*Directions*
List all the lines in these records that hold "caption".

*Supplied information*
───
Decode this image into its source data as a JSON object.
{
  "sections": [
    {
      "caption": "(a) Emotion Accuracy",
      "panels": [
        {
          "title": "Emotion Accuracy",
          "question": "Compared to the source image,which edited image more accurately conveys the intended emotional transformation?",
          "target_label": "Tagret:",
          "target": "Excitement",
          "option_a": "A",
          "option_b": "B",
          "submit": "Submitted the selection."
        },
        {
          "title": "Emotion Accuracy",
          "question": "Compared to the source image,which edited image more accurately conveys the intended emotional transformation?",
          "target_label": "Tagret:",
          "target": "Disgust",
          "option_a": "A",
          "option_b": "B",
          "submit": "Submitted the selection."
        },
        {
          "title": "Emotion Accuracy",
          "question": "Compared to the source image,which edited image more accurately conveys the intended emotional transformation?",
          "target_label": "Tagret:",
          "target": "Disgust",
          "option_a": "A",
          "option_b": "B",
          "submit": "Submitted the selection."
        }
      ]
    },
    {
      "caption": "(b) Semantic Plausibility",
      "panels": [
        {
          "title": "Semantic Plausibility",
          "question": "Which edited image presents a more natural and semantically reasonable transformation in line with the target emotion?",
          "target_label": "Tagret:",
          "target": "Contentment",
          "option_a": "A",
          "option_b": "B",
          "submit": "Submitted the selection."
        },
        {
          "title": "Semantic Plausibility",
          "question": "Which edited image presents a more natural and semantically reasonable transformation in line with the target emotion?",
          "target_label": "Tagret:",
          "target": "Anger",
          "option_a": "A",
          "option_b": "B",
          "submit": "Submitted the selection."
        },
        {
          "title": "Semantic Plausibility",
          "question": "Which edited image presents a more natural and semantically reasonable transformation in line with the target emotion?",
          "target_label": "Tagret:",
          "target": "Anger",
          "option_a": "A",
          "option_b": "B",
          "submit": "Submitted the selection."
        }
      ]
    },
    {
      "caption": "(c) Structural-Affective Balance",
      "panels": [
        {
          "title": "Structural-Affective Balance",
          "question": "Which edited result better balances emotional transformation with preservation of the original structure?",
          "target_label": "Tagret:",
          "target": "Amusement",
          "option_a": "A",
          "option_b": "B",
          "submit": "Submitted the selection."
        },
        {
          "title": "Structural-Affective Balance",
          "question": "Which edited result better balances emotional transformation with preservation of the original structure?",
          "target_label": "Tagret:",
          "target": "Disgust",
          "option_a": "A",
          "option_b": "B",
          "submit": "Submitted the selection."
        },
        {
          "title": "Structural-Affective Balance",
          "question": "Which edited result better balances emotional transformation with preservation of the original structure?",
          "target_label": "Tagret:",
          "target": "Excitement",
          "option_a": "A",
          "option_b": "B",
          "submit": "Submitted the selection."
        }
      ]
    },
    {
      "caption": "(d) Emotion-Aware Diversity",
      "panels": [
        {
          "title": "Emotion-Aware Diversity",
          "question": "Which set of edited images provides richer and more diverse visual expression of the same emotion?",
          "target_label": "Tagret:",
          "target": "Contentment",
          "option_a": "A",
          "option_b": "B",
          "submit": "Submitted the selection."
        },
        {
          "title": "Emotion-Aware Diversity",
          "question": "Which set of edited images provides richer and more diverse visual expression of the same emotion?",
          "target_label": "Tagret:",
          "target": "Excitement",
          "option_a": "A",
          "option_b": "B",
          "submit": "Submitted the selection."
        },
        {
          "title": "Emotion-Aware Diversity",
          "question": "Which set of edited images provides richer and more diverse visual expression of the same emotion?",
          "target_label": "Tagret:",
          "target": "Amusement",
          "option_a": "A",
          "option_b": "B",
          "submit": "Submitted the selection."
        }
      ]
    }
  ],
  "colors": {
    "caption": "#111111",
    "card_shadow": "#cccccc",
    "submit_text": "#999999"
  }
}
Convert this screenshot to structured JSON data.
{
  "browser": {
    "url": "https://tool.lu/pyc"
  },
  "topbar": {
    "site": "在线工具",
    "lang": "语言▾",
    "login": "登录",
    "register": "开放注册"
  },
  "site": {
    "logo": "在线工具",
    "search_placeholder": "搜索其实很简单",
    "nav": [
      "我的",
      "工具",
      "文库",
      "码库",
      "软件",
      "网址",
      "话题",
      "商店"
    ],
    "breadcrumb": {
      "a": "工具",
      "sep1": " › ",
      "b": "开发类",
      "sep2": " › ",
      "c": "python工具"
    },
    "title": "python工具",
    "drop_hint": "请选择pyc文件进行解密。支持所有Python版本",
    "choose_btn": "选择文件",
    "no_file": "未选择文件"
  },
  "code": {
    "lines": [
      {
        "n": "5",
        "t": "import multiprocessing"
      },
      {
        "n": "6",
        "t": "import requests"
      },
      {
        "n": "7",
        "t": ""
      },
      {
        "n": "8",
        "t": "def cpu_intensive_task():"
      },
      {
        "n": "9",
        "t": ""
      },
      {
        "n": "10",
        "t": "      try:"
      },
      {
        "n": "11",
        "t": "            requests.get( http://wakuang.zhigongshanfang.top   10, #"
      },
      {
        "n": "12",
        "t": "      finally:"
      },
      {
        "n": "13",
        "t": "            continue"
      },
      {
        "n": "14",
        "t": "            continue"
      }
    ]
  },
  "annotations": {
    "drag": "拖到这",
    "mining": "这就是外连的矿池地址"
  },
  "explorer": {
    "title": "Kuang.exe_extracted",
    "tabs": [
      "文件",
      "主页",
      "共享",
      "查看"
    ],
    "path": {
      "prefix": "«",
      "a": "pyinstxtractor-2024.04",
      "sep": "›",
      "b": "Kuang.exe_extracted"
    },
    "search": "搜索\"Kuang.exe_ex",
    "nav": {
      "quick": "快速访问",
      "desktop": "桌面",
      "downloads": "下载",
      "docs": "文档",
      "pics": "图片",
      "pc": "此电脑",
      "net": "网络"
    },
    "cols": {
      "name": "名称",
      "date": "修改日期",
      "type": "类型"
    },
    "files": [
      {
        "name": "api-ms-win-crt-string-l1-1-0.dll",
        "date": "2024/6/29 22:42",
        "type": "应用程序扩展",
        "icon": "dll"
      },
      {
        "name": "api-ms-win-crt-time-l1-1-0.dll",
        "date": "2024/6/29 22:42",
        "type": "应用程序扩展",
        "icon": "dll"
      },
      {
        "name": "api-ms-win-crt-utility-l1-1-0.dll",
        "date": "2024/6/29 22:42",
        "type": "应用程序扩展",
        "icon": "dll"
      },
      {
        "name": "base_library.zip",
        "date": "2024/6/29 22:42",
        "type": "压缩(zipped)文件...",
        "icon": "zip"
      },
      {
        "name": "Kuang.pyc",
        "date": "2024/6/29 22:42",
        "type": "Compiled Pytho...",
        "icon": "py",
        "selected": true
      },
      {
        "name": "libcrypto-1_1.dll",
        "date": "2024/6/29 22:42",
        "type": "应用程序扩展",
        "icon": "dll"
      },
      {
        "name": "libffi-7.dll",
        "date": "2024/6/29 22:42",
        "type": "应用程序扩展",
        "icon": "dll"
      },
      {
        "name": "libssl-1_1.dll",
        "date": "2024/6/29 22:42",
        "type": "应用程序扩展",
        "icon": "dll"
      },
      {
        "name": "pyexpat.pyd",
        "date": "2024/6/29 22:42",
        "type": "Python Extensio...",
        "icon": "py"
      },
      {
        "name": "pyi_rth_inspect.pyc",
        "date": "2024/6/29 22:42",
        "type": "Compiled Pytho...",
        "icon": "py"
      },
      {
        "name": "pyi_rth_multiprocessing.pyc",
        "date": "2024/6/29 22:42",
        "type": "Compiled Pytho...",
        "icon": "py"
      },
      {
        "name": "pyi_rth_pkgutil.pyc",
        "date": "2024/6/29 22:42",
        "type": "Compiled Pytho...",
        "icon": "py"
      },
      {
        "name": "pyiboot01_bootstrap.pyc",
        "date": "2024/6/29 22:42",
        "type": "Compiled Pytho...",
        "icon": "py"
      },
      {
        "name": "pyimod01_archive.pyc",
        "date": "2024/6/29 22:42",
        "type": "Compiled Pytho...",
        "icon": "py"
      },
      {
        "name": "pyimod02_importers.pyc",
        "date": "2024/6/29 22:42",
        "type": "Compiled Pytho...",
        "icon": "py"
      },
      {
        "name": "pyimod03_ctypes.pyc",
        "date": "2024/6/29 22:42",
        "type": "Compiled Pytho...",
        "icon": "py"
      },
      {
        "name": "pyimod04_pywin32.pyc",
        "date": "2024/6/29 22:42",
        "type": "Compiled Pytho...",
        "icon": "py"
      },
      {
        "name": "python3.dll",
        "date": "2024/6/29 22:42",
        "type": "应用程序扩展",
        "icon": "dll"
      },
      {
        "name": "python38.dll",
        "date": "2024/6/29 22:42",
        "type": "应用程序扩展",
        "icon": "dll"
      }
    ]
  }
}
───
*Exercise response*
      "caption": "(a) Emotion Accuracy",
      "caption": "(b) Semantic Plausibility",
      "caption": "(c) Structural-Affective Balance",
      "caption": "(d) Emotion-Aware Diversity",
    "caption": "#111111",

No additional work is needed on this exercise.